The basis of thought leadership includes developing meaningful ongoing content that reflects the thought leaders’ real and diverse opinions. The thought leader shouldn’t only address “how” a particular problem is solved but also “why” it needs to be solved. Above all, thought leadership pieces need to explore more than a thinly veiled attempt at self-promotional, benefits-statement content; they should clearly illustrate to their audience why they should care. Also thought leaders do not become established after just one or two published pieces or speaking gigs, but rather after a series of well-planned and well-thought campaigns — which often take months or years to build. Ultimately, the goal of building thought leaders is not only to help drive sales and awareness within the organization but to push the overall market forward.
PR is traditionally categorized as earned media. Unlike advertising, there is no fee to share your thought leadership content, speak at a conference or win an award — you earn those opportunities based on merit. But the solid Sharpie lines between editorial and advertising have become dotted pencil lines. And while the trained eye can typically tell whether a placement falls in the paid category, many do not recognize the difference.
As a result, PR and marketing professionals have to be savvier about their marketing and editorial spend. News outlets are desperately in need of content to fuel their 24/7 news channels and, facing reduced editorial budgets, they are competing with self-publishing opportunities aplenty.

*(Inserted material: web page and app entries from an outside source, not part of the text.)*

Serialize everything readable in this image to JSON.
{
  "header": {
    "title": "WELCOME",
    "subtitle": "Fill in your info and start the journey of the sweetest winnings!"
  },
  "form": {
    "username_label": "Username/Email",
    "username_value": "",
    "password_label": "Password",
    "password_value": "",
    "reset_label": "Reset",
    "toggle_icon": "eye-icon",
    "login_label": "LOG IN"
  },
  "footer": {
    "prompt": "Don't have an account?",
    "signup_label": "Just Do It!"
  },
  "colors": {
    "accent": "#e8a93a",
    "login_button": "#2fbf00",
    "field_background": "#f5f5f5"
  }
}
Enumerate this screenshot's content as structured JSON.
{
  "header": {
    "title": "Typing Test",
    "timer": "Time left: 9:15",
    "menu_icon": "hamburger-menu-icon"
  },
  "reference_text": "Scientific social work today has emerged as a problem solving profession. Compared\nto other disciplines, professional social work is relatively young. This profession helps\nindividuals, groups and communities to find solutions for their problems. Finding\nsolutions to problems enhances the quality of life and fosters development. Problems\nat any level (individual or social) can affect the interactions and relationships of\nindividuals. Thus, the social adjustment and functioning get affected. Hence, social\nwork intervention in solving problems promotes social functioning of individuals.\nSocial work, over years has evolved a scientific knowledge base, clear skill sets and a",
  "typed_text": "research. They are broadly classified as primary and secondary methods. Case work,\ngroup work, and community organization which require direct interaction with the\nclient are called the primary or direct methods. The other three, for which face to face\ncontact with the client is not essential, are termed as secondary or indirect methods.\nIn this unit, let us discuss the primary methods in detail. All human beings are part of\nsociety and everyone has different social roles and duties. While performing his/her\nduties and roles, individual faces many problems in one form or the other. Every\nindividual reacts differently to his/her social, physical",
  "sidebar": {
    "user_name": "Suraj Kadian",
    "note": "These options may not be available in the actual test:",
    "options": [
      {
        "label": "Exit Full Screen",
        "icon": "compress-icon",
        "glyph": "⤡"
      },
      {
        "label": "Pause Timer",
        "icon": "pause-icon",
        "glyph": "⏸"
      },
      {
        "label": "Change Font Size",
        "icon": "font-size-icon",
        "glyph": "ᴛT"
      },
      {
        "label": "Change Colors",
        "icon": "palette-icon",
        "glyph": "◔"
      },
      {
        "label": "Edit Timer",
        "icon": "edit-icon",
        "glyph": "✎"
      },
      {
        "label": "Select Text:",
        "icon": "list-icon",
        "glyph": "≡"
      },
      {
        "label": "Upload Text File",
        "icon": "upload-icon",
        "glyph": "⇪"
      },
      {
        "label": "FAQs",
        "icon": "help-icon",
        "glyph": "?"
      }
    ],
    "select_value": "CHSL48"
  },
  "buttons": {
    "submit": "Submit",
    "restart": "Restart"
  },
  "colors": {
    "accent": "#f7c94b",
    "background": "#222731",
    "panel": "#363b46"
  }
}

All this is not to say that paid opportunities are bad; in fact there are more sponsored opportunities than ever. Rather, in today’s dynamic media and marketing environment, companies that want to get aggressive about PR must also consider quality paid content opportunities as part of their budgets. Because today, most everybody looking to maintain market prominence has to pay to play in some way.
Investment funding announcements can be a powerful and proactive way to demonstrate company momentum through media relations. Rather than waiting for a filing to hit regulatory websites, companies can get ahead of the news by optimally framing funding messages through a press release and media interviews.
Young & Associates recently managed a media relations campaign for client Terra Dotta’s growth capital investment from LNR Partners and generated an array of positive coverage from media outlets including Triangle Business Journal, WRAL Techwire, Fortune and EdSurge.